(Stored dataset items)

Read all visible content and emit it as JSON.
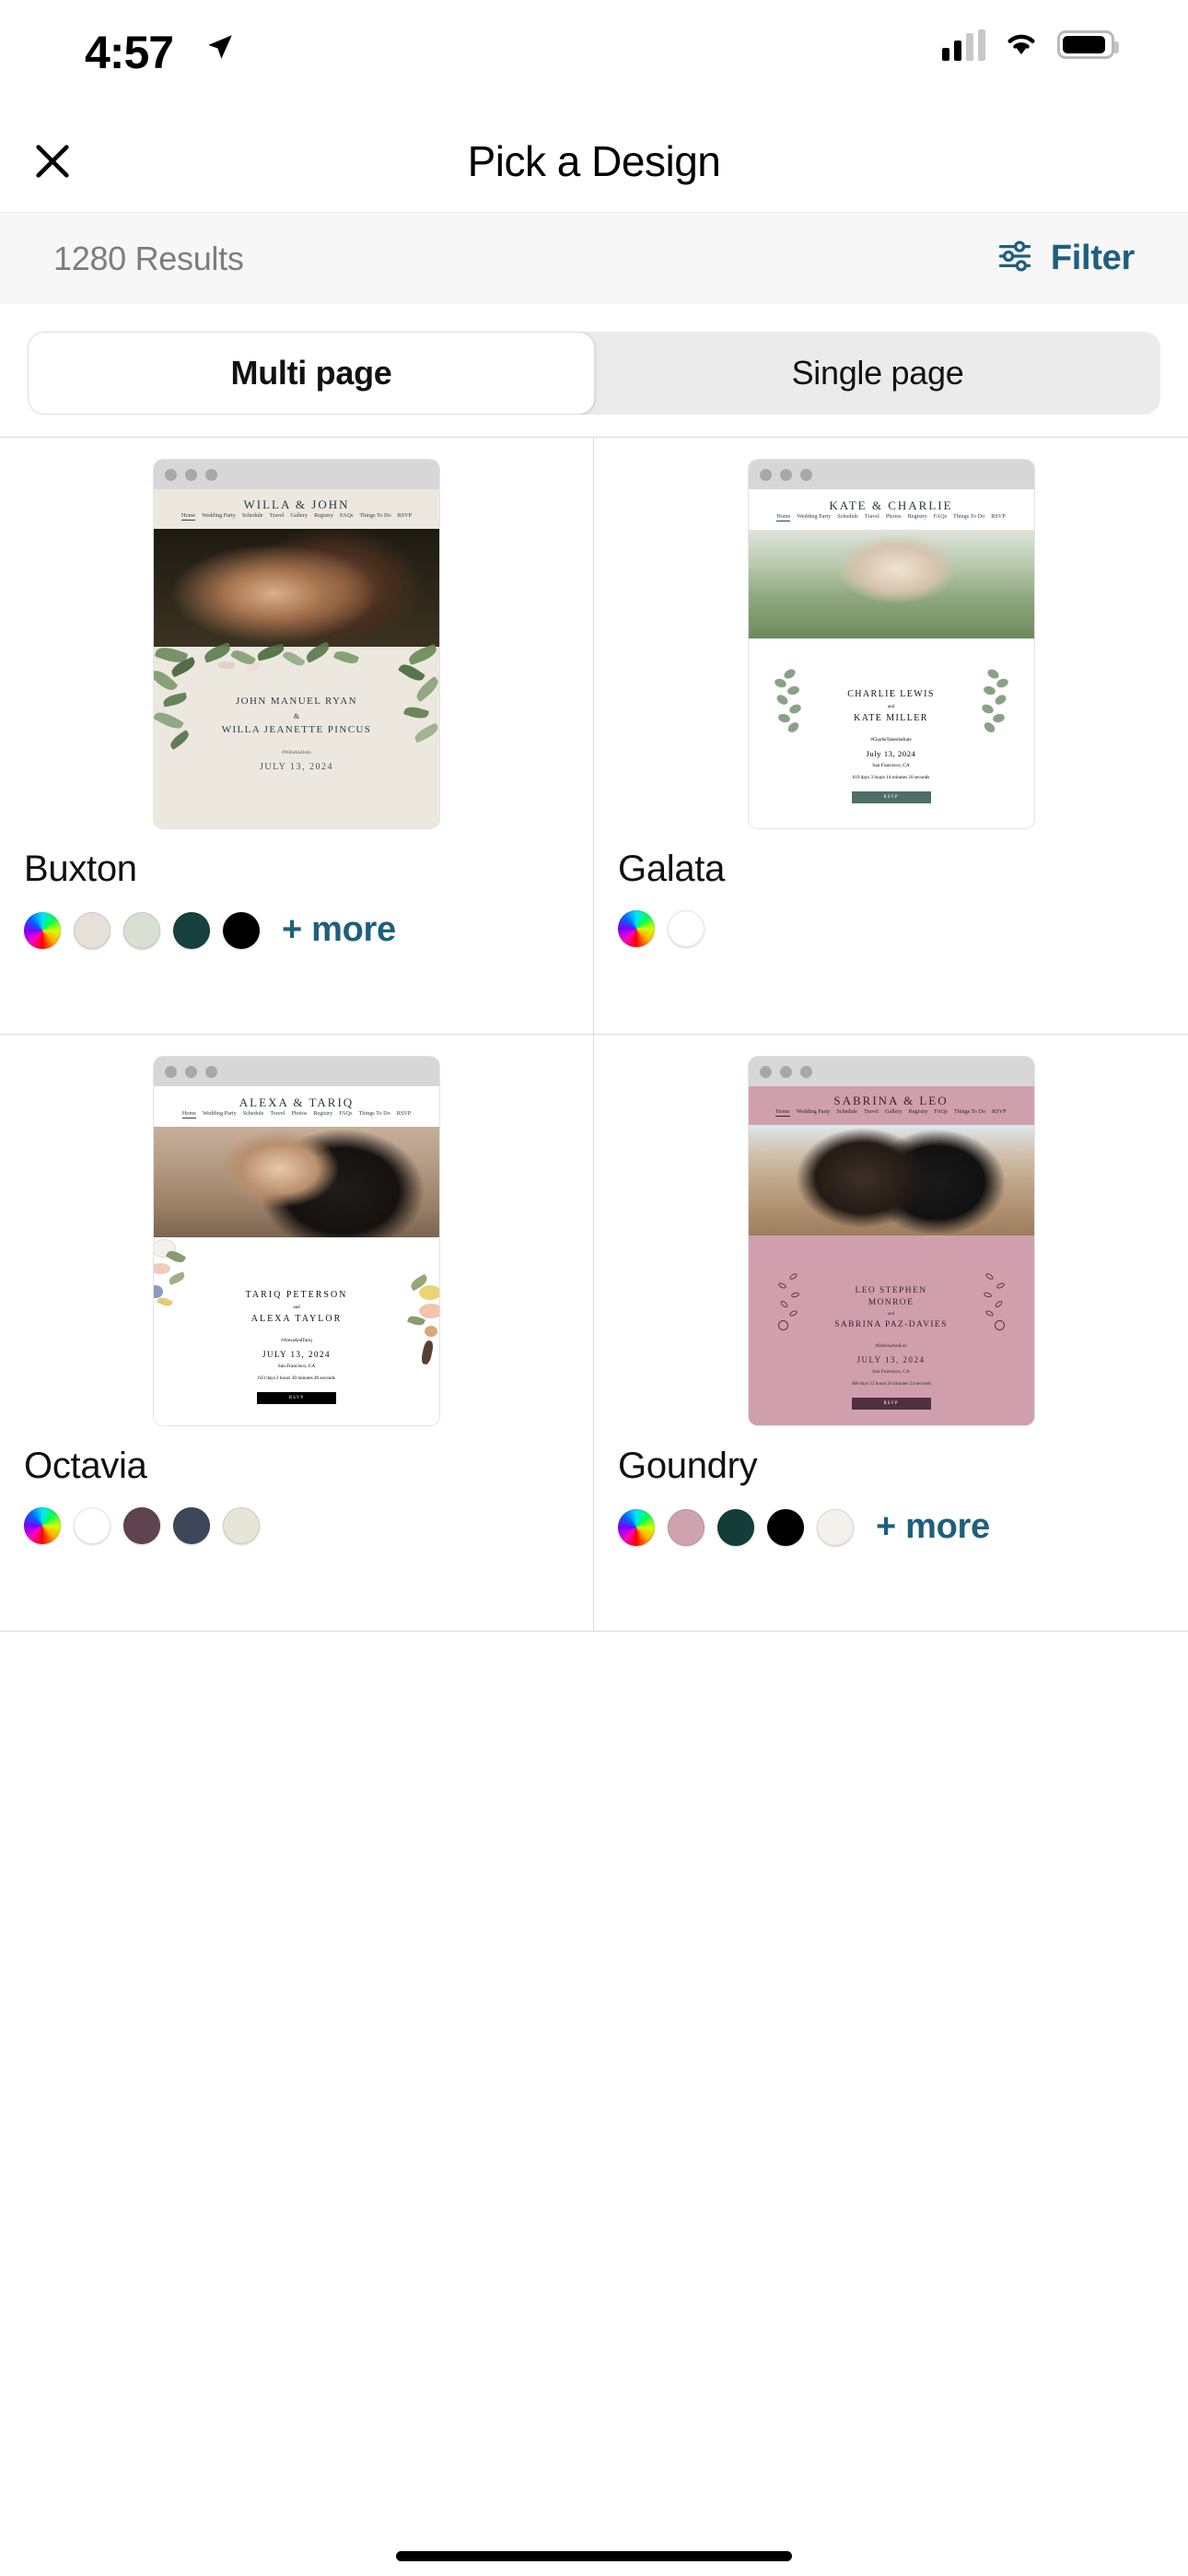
{
  "status_bar": {
    "time": "4:57",
    "location_icon": "location-arrow-icon",
    "signal_icon": "cellular-signal-icon",
    "wifi_icon": "wifi-icon",
    "battery_icon": "battery-icon"
  },
  "header": {
    "close_icon": "close-icon",
    "title": "Pick a Design"
  },
  "results_bar": {
    "count_label": "1280 Results",
    "filter_label": "Filter",
    "filter_icon": "sliders-icon",
    "filter_color": "#1f5f7e"
  },
  "segmented_control": {
    "options": [
      {
        "label": "Multi page",
        "selected": true
      },
      {
        "label": "Single page",
        "selected": false
      }
    ]
  },
  "more_label": "+ more",
  "designs": [
    {
      "name": "Buxton",
      "site": {
        "names": "WILLA & JOHN",
        "nav": [
          "Home",
          "Wedding Party",
          "Schedule",
          "Travel",
          "Gallery",
          "Registry",
          "FAQs",
          "Things To Do",
          "RSVP"
        ],
        "partner_one": "JOHN MANUEL RYAN",
        "and": "&",
        "partner_two": "WILLA JEANETTE PINCUS",
        "hashtag": "#WillaAndJohn",
        "date": "JULY 13, 2024",
        "location": "",
        "countdown": "",
        "rsvp_label": ""
      },
      "swatches": [
        "rainbow",
        "#e6e0d8",
        "#d7e0d3",
        "#17413f",
        "#000000"
      ],
      "has_more": true
    },
    {
      "name": "Galata",
      "site": {
        "names": "KATE & CHARLIE",
        "nav": [
          "Home",
          "Wedding Party",
          "Schedule",
          "Travel",
          "Photos",
          "Registry",
          "FAQs",
          "Things To Do",
          "RSVP"
        ],
        "partner_one": "CHARLIE LEWIS",
        "and": "and",
        "partner_two": "KATE MILLER",
        "hashtag": "#CharlieTakestheKate",
        "date": "July 13, 2024",
        "location": "San Francisco, CA",
        "countdown": "619 days 3 hours 14 minutes 10 seconds",
        "rsvp_label": "RSVP"
      },
      "swatches": [
        "rainbow",
        "#ffffff"
      ],
      "has_more": false
    },
    {
      "name": "Octavia",
      "site": {
        "names": "ALEXA & TARIQ",
        "nav": [
          "Home",
          "Wedding Party",
          "Schedule",
          "Travel",
          "Photos",
          "Registry",
          "FAQs",
          "Things To Do",
          "RSVP"
        ],
        "partner_one": "TARIQ PETERSON",
        "and": "and",
        "partner_two": "ALEXA TAYLOR",
        "hashtag": "#AlexaAndTariq",
        "date": "JULY 13, 2024",
        "location": "San Francisco, CA",
        "countdown": "623 days 2 hours 30 minutes 49 seconds",
        "rsvp_label": "RSVP"
      },
      "swatches": [
        "rainbow",
        "#ffffff",
        "#5f4450",
        "#3c4859",
        "#e7e4d8"
      ],
      "has_more": false
    },
    {
      "name": "Goundry",
      "site": {
        "names": "SABRINA & LEO",
        "nav": [
          "Home",
          "Wedding Party",
          "Schedule",
          "Travel",
          "Gallery",
          "Registry",
          "FAQs",
          "Things To Do",
          "RSVP"
        ],
        "partner_one": "LEO STEPHEN MONROE",
        "and": "and",
        "partner_two": "SABRINA PAZ-DAVIES",
        "hashtag": "#SabrinaAndLeo",
        "date": "JULY 13, 2024",
        "location": "San Francisco, CA",
        "countdown": "406 days  12 hours  26 minutes  54 seconds",
        "rsvp_label": "RSVP"
      },
      "swatches": [
        "rainbow",
        "#cfa3ad",
        "#143c38",
        "#000000",
        "#f4f0ec"
      ],
      "has_more": true
    }
  ]
}
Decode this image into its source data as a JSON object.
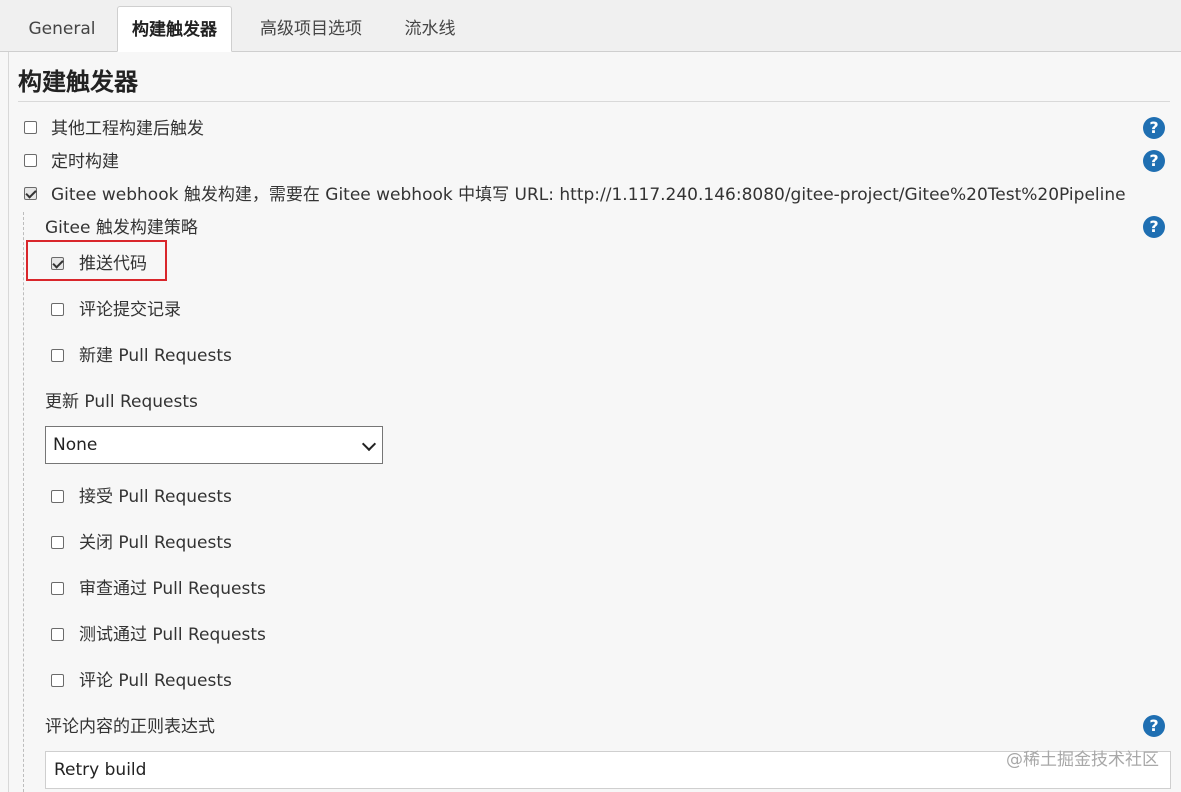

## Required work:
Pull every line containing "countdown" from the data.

## Response for this exercise:
        "countdown": "",
        "countdown": "619 days 3 hours 14 minutes 10 seconds",
        "countdown": "623 days 2 hours 30 minutes 49 seconds",
        "countdown": "406 days  12 hours  26 minutes  54 seconds",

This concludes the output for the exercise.